  18. 18. MEASLES: OVERVIEW <ul><li>ERUPTION: 2 days of Coryza </li></ul><ul><li>---having grayish pecks ( Koplik spots ) </li></ul><ul><li>found in the inner surface of the cheeks </li></ul><ul><li>Morbilliform Rash appears on the 3 RD OR 4 TH day </li></ul><ul><li>affecting face, body and extremities </li></ul><ul><li>endind in branny desquamation. </li></ul><ul><li>CATARRHAL SYMPTOMS: </li></ul>Postnasal drip or Running nose
  19. 19. MEASLES: MODE OF TRANSMISSION <ul><li>DROPLET SPREAD or DIRECT CONTACT with infected persons </li></ul><ul><li>INDIRECTLY through articles freshly soiled with secretions of nose and throat </li></ul><ul><li>AIRBORNE in some instances </li></ul>

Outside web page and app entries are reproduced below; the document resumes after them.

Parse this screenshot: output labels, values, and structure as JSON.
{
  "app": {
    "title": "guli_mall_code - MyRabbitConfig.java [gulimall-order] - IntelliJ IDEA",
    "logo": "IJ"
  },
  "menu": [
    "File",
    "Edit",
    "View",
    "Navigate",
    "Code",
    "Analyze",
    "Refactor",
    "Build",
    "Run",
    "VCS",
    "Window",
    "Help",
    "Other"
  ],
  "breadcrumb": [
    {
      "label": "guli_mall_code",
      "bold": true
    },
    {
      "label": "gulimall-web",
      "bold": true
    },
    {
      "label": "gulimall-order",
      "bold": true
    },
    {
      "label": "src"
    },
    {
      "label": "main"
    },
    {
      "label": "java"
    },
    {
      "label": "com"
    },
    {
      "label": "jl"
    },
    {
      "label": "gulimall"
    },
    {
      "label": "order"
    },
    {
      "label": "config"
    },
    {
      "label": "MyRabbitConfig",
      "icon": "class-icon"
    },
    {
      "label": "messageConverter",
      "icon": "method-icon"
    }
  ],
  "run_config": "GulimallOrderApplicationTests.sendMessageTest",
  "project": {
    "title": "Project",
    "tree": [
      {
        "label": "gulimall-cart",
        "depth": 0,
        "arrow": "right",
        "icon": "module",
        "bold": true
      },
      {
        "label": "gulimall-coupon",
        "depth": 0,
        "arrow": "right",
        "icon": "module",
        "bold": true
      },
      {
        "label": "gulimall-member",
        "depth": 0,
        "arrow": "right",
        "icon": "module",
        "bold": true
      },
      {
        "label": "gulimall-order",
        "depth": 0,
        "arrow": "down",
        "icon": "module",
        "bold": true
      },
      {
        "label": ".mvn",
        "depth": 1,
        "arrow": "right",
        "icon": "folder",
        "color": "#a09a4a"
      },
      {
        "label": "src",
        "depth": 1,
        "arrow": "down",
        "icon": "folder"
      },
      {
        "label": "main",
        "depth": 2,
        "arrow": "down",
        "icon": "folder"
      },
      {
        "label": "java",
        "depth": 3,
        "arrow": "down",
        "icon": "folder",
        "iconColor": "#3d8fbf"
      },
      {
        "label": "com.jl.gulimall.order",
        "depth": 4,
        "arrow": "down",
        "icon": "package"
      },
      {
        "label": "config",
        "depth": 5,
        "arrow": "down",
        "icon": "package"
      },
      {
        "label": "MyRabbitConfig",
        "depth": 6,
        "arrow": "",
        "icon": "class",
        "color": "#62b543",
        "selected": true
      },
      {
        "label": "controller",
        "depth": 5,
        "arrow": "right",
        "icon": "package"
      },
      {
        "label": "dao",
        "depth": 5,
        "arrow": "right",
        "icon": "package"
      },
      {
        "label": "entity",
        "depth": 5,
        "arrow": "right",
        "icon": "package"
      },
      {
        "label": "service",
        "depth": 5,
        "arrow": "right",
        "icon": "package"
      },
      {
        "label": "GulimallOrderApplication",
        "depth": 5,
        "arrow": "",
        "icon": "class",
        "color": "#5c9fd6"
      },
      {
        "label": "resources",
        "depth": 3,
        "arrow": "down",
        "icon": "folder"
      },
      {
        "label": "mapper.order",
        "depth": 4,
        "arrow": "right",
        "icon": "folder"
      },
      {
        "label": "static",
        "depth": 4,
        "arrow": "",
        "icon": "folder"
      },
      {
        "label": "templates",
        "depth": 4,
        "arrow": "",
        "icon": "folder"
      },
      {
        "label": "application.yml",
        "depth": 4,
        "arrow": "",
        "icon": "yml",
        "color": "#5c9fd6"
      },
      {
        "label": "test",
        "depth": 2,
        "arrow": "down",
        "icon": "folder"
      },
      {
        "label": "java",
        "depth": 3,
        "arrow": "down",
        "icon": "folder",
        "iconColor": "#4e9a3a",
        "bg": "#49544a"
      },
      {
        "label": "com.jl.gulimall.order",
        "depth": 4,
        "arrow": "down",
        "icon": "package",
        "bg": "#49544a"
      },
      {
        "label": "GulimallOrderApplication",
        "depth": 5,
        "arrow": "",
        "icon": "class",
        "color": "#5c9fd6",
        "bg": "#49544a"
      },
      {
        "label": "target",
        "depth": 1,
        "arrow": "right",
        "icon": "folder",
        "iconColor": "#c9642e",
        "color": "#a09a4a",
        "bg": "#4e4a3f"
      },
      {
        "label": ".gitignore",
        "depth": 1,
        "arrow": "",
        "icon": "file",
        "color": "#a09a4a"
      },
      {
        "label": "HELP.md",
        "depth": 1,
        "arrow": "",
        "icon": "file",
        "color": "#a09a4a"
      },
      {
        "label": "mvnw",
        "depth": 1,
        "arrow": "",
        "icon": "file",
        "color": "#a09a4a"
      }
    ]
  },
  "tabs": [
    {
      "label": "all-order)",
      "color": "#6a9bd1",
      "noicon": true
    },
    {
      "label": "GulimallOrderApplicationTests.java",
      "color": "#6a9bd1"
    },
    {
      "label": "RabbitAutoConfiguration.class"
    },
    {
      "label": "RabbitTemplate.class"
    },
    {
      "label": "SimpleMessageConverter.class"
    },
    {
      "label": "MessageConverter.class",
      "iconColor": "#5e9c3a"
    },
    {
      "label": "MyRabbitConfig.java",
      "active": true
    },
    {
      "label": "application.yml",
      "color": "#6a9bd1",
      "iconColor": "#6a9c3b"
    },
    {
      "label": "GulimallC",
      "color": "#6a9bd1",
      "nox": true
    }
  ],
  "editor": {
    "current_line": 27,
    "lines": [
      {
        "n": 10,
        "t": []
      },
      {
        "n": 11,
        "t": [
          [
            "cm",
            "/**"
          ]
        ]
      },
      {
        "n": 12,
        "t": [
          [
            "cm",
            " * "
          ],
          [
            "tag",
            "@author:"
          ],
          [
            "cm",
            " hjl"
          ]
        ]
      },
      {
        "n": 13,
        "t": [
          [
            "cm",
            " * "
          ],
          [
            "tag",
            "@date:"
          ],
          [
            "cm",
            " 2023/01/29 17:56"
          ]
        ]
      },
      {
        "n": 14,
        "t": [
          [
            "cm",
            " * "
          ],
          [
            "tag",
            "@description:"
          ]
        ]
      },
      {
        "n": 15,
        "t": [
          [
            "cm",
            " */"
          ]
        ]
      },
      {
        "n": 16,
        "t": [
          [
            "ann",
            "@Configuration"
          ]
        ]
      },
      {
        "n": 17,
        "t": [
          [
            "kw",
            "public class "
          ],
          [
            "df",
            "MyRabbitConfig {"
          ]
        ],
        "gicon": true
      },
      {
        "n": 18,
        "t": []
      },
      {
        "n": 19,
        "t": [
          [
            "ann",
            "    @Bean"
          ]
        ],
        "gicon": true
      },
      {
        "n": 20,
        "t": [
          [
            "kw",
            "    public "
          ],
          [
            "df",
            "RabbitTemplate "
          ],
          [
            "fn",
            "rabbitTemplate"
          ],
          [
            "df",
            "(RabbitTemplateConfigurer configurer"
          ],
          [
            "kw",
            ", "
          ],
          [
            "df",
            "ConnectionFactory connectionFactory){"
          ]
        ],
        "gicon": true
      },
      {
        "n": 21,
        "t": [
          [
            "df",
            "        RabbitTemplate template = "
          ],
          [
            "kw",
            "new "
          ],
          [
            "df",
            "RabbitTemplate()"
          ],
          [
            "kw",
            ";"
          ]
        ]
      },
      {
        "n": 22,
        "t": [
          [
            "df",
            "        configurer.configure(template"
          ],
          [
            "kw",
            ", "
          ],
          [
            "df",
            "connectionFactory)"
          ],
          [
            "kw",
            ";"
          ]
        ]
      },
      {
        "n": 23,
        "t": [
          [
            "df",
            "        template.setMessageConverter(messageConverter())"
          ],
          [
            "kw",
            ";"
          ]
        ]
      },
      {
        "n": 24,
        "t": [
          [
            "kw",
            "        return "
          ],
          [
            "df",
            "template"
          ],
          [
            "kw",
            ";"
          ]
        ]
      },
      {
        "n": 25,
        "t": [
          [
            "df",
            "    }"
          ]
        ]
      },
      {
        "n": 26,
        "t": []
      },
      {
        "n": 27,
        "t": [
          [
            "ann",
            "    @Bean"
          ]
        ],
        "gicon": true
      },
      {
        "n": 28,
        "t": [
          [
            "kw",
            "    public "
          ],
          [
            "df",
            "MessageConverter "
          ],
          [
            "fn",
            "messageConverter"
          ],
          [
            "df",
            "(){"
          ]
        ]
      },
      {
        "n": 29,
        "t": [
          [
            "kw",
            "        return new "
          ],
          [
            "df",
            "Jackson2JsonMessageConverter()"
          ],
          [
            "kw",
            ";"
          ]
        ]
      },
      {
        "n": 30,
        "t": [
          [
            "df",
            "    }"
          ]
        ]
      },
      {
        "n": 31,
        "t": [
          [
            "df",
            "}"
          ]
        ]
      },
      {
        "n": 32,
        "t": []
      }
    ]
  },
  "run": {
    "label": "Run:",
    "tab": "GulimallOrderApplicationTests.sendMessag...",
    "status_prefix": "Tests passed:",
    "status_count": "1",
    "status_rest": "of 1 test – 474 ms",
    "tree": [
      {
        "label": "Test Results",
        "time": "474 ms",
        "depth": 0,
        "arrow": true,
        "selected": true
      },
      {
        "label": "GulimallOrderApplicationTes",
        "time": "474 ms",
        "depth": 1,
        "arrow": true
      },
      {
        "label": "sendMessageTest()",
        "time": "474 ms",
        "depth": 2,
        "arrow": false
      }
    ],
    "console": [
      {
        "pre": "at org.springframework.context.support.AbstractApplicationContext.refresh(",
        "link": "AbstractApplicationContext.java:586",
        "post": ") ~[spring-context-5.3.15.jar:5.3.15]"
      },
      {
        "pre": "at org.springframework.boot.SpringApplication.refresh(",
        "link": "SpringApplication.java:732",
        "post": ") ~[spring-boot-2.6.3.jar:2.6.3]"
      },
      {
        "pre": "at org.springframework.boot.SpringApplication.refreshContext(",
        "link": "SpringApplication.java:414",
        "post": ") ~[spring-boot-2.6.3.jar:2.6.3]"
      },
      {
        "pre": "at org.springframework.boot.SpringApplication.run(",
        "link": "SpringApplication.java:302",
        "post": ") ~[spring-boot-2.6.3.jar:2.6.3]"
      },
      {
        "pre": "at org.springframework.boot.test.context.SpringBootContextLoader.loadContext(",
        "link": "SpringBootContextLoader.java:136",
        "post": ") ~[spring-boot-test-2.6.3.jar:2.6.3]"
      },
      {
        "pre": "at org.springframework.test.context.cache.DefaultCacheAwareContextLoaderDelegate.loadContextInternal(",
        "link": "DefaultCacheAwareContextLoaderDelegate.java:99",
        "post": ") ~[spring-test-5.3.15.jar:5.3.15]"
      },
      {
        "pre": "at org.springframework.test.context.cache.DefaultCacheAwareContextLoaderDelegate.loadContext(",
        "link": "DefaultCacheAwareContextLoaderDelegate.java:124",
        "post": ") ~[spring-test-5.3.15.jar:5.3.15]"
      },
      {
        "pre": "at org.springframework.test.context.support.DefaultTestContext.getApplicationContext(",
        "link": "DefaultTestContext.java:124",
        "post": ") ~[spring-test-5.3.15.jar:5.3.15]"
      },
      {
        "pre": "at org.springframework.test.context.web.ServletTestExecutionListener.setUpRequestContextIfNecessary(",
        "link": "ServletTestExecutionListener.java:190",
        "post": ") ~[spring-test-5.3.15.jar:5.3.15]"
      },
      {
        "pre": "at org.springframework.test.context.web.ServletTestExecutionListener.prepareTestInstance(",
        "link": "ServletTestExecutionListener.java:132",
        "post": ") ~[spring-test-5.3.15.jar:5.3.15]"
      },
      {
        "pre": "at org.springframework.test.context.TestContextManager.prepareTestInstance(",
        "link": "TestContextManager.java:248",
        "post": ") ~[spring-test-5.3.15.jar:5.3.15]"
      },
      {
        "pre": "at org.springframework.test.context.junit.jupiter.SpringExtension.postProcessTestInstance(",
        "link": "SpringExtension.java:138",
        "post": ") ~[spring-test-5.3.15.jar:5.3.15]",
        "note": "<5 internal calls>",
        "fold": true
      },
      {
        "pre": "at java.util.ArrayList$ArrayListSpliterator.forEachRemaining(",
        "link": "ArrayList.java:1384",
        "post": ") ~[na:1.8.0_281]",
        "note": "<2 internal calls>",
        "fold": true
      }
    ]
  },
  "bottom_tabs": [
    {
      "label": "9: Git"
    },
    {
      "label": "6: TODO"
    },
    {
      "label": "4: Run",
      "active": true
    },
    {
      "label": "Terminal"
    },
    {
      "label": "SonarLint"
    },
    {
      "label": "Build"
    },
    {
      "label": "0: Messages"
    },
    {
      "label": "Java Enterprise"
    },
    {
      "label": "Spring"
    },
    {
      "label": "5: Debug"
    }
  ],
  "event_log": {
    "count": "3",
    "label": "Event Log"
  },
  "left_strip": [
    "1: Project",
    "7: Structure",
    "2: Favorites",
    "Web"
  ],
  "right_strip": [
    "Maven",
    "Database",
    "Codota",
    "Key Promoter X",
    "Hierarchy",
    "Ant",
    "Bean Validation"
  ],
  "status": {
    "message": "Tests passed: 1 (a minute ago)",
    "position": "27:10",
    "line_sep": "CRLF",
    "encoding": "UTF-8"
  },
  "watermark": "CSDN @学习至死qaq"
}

  20. 20. MEASLES: SUSCEPTIBILITY, RESISTANCE AND OCCURENCE <ul><li>ALL PERSONS ARE SUSCEPTIBLE </li></ul><ul><li>BABIES born of mothers who had the disease DURING PREGNANCY are IMMUNE for the first few months of life. </li></ul><ul><li>PERMANENT ACQUIRED IMMUNITY: </li></ul><ul><li>after ATTACK of Measles </li></ul>
  21. 21. MEASLES: MANAGEMENT <ul><li>10 days from exposure to appearance of FEVER </li></ul><ul><li>14 days until rash disappears </li></ul><ul><li>PERIODS OF CORYZA or </li></ul><ul><li>- 9 days from 4 days BEFORE rash appears </li></ul><ul><li>-9 days AFTER 5 days rash appears </li></ul><ul><li>Incubation Period </li></ul><ul><li>Period of Communicability </li></ul>CATARRHAL symptoms
  22. 22. MEASLES: METHODS OF PREVENTION AND CONTROL <ul><li>CONTROL </li></ul><ul><li>ISOLATION of cases from Diagnosis until 5-7 days after rash onset </li></ul><ul><li>DISINFECTION of all soiled articles with throat and nose secretions </li></ul><ul><li>PREVENTION </li></ul><ul><li>IMMUNIZATION/ Administration of Measles Immune Globulin spec. to Infants and Children UNDER 3 years of age </li></ul><ul><li>VOID exposure to any person with FEVER or with ACUTE CATARRHAL SYMPTOMS </li></ul>
  23. 23. NURSING RESPONSIBILITIES FOR MEASLES <ul><li>PROTECT EYES of patients from Glare of Strong Light to prevent inflammation </li></ul><ul><li>WELL VENTILATION: a room free from drafts and chilling to avoid complications of Pneumonia </li></ul><ul><li>HEALTH TEACHING (Teach, Guide & Supervise): </li></ul><ul><ul><li>Correct Technique of giving a Sponge Bath </li></ul></ul>
  24. 24. NURSING RESPONSIBILITIES FOR MEASLES <ul><li>VERIFY MEDICATIONS: all treatment and corrections should all be prescribed by the physician </li></ul>
  25. 26. <ul><li>REFERENCES: </li></ul><ul><li> </li></ul><ul><li> </li></ul><ul><li> </li></ul><ul><li> </li></ul>